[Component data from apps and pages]

═══

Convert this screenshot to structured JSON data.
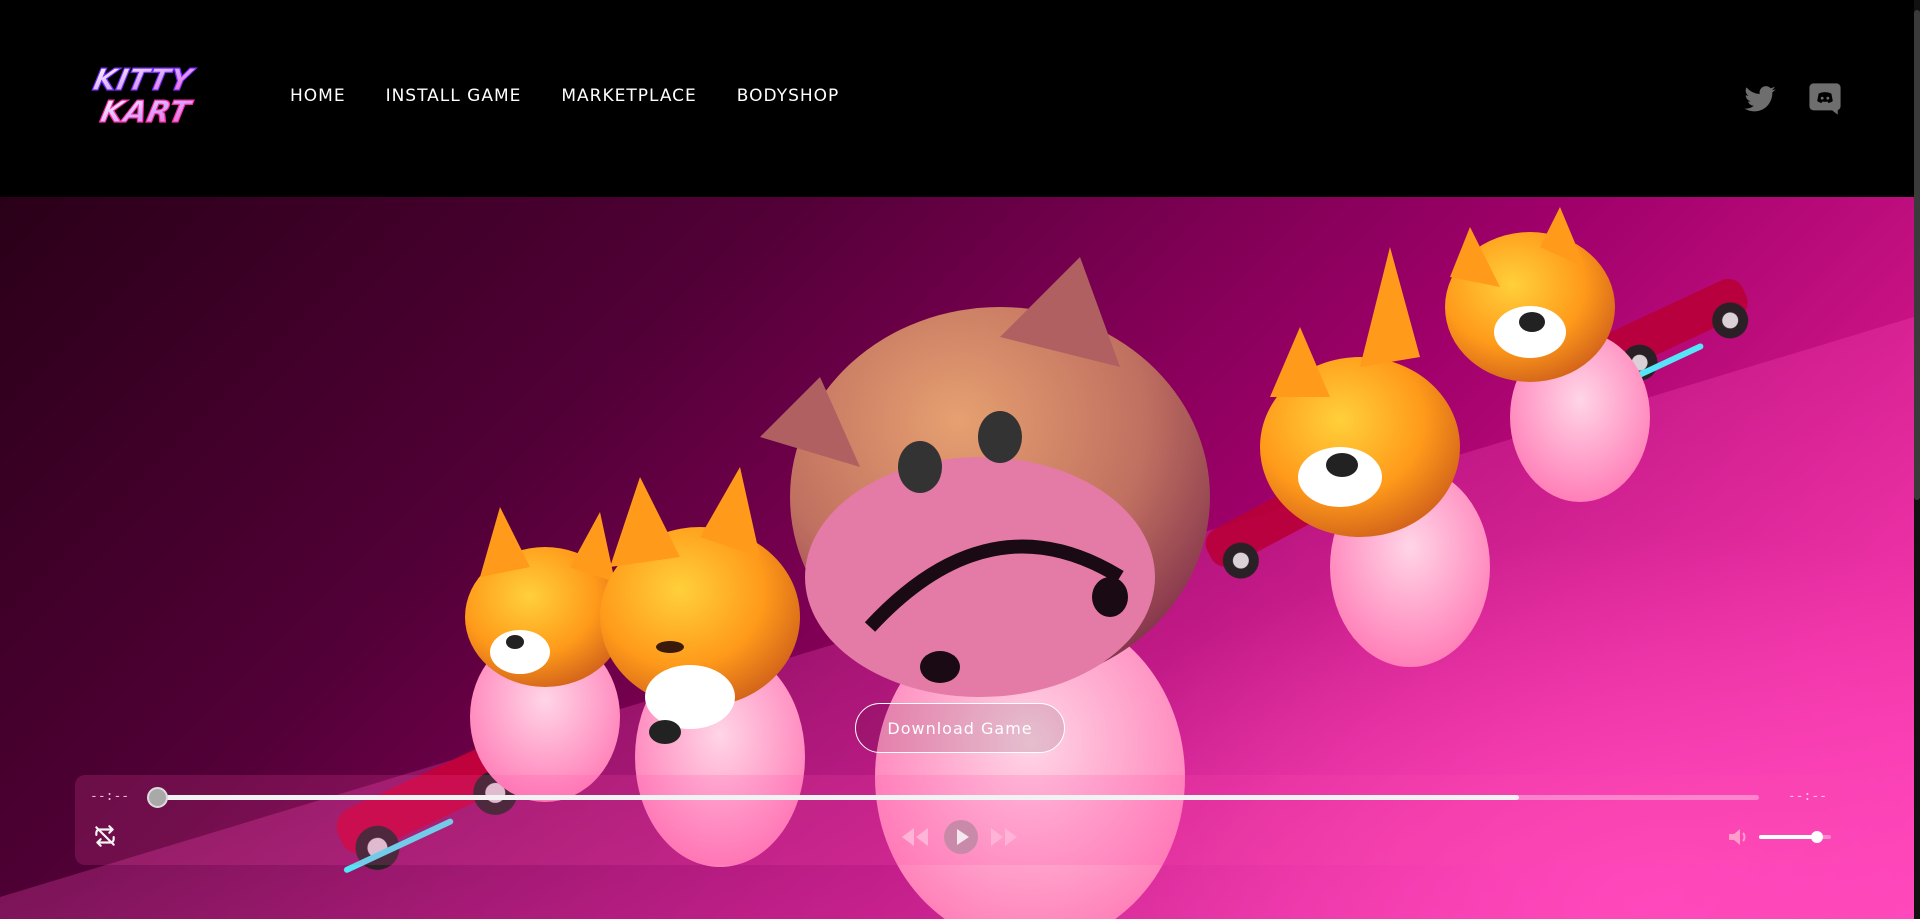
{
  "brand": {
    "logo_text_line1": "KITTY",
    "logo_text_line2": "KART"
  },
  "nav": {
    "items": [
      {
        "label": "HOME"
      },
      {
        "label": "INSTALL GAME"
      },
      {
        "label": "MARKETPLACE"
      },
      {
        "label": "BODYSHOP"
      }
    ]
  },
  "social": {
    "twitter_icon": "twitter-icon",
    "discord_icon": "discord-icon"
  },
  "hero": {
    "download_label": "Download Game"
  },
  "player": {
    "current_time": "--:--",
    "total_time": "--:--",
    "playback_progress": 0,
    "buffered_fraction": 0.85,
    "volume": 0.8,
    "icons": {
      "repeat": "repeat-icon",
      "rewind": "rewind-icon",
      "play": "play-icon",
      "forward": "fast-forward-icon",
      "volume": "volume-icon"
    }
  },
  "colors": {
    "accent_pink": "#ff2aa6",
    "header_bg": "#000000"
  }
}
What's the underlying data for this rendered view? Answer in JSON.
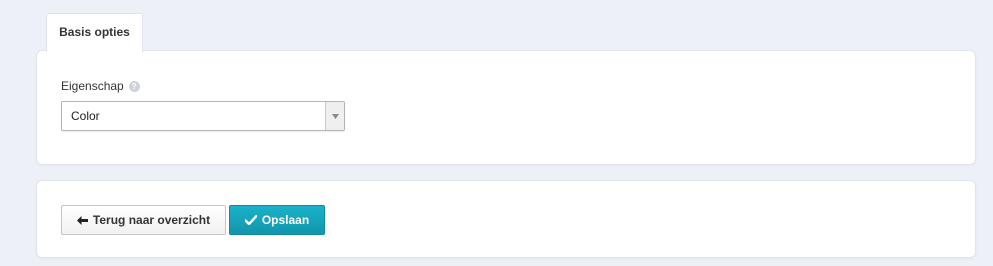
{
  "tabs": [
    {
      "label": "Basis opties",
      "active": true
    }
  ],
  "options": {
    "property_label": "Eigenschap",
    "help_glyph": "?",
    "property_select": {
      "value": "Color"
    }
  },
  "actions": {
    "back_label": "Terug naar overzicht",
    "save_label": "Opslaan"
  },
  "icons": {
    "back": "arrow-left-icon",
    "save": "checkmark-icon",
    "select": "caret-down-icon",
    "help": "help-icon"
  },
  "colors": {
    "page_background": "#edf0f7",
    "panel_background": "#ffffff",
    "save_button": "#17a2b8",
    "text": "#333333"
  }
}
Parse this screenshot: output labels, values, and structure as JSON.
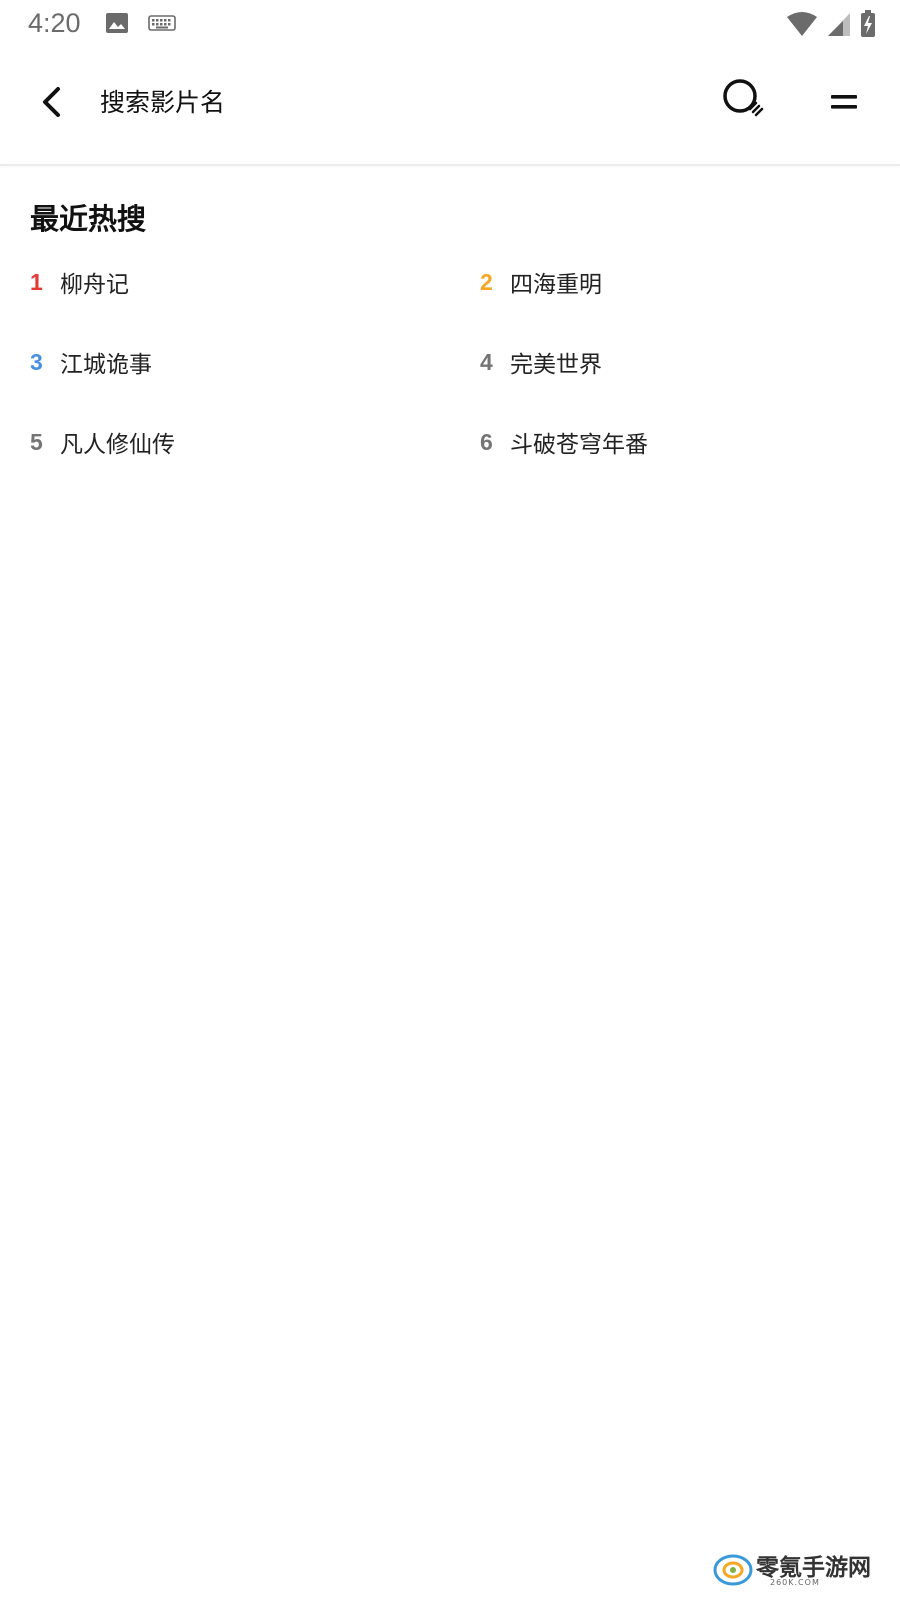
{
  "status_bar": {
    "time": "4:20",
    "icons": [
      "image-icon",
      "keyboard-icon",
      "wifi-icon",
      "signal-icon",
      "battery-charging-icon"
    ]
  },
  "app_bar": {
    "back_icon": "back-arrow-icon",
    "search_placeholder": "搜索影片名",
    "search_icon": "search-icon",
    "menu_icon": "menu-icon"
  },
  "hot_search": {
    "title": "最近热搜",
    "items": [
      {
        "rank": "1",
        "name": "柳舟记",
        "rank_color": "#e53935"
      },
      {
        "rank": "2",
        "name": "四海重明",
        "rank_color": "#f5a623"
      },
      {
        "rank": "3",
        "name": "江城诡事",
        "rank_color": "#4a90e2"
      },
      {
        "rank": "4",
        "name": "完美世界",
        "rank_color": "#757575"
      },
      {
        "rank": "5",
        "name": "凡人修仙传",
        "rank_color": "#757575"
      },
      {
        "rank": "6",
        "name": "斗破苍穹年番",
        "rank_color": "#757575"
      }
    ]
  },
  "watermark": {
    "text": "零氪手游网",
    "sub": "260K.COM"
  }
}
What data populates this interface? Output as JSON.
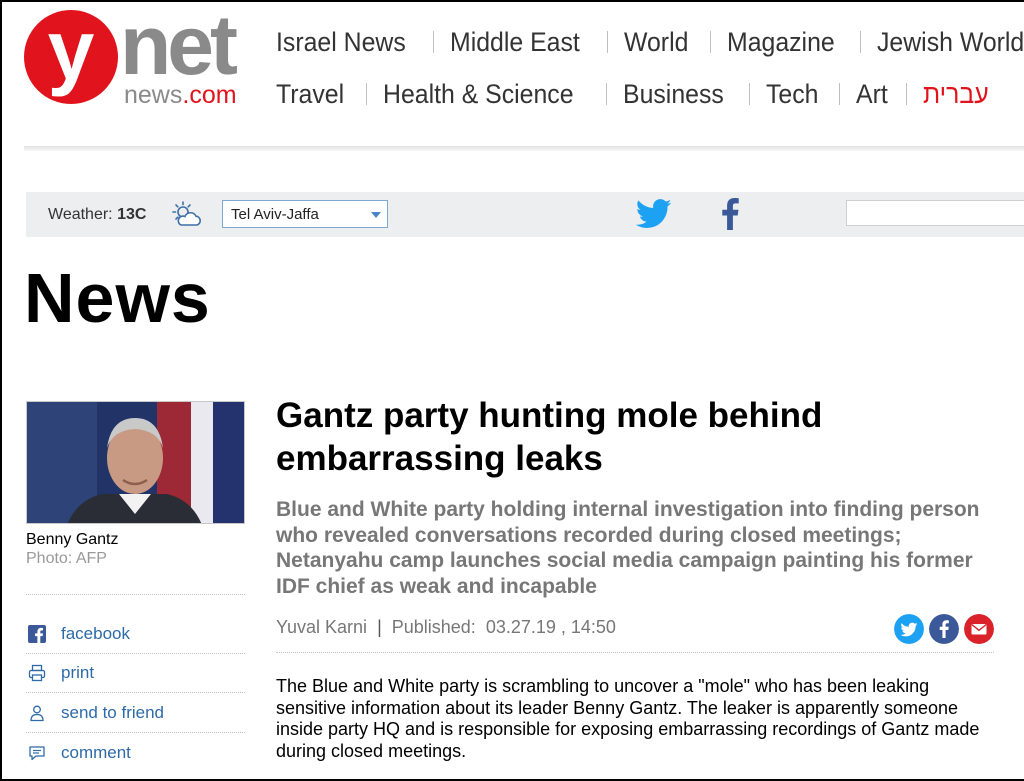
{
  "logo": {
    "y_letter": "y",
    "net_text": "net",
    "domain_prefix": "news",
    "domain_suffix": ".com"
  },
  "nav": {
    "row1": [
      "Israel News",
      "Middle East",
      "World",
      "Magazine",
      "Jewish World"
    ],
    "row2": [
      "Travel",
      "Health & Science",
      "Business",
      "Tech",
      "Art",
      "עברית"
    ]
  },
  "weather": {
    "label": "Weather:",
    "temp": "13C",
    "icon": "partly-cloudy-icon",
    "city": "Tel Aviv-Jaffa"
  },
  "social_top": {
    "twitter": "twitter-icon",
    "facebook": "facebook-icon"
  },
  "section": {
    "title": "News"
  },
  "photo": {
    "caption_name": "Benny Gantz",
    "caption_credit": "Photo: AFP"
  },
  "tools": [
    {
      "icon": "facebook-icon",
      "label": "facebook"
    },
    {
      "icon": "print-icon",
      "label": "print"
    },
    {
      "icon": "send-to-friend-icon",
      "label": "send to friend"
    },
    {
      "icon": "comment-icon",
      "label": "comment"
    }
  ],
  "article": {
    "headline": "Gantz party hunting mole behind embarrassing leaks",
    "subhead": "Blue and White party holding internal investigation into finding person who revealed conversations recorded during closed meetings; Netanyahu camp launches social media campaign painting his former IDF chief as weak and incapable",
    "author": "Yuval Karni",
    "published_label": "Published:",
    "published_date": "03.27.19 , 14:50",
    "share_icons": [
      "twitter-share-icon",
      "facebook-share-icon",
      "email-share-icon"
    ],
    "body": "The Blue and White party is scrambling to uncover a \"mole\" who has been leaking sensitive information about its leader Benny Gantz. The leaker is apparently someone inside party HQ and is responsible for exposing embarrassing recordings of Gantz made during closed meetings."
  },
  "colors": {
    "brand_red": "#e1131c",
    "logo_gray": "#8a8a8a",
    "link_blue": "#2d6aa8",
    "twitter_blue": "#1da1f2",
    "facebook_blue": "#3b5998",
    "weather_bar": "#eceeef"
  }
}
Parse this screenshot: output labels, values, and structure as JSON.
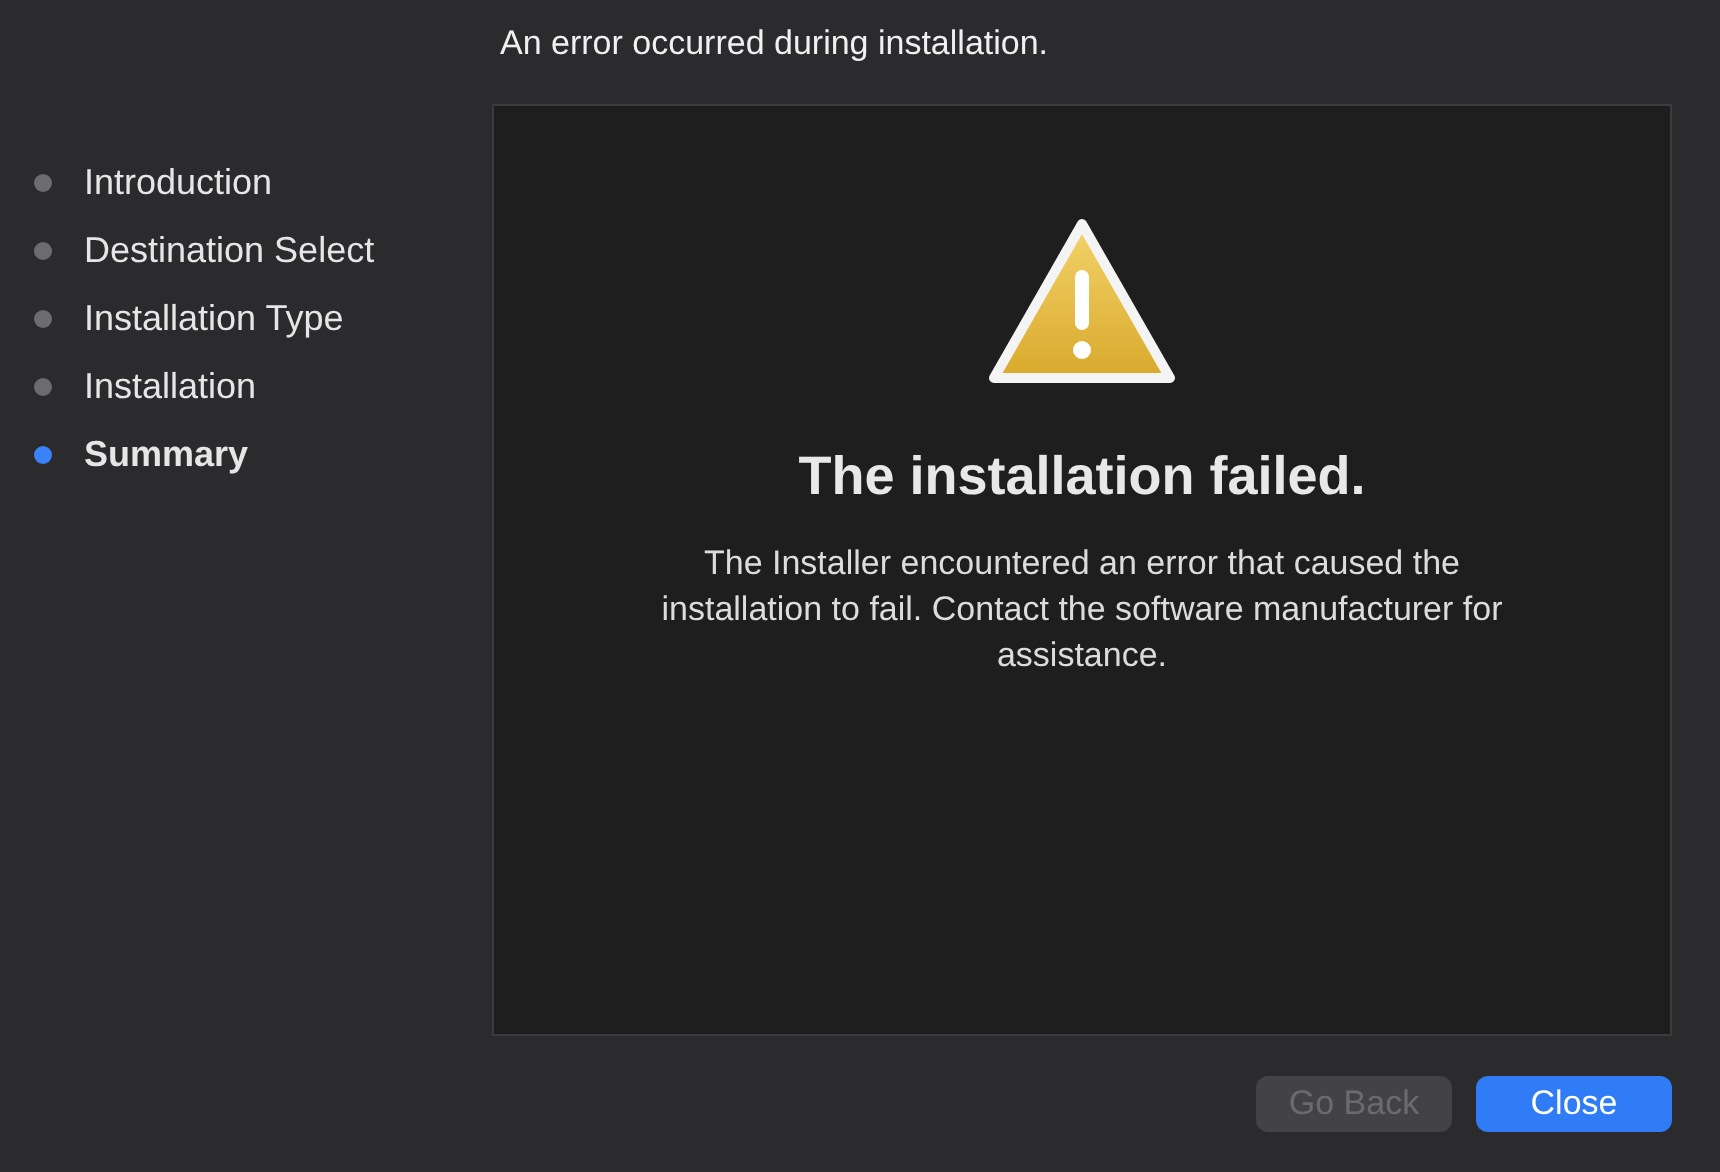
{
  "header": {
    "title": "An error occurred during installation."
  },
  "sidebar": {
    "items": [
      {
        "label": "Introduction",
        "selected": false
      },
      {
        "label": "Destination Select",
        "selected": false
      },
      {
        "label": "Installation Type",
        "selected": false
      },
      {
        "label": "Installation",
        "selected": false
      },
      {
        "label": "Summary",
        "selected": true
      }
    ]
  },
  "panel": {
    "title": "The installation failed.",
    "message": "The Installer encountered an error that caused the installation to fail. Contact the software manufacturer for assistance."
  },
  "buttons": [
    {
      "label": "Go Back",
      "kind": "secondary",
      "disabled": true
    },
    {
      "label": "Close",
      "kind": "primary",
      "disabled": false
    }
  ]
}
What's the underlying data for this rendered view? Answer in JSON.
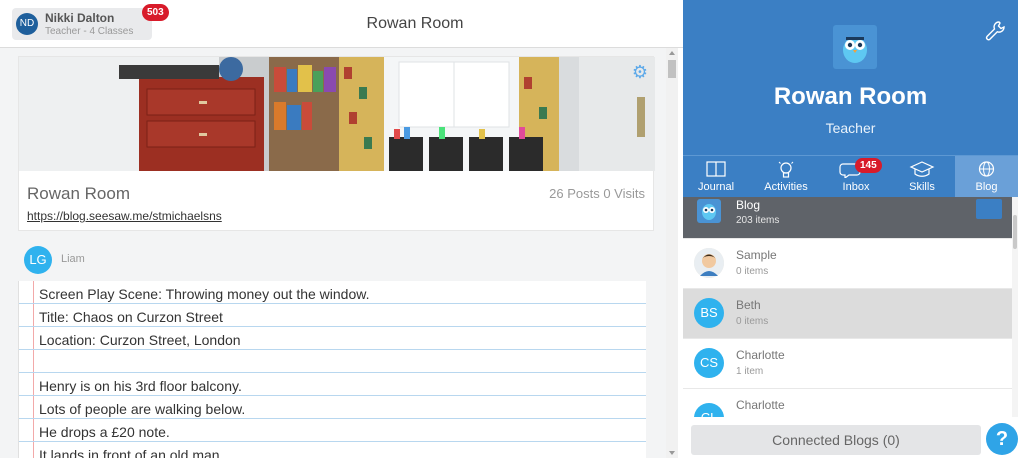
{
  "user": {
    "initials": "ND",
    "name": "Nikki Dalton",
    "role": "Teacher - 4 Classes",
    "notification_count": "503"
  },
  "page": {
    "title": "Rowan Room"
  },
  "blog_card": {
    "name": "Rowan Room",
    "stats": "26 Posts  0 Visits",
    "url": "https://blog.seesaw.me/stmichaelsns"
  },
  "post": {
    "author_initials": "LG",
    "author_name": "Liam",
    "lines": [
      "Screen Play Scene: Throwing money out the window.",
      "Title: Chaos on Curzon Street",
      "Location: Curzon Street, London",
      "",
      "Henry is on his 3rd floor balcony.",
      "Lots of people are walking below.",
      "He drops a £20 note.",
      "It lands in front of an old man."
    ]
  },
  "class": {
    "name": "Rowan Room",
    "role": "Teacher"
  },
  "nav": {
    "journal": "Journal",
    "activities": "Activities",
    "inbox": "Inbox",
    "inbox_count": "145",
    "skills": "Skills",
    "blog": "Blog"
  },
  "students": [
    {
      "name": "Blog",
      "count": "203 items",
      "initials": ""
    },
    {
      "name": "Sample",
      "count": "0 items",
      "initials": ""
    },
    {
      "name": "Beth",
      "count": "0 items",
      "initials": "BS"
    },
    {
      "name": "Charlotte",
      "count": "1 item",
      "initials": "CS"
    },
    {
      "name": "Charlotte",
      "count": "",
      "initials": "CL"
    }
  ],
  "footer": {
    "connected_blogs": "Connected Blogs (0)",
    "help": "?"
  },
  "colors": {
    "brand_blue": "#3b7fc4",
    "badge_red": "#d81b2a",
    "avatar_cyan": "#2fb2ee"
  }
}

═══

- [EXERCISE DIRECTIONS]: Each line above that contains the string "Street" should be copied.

- [COMPLETED EXERCISE]:
      "Title: Chaos on Curzon Street",
      "Location: Curzon Street, London",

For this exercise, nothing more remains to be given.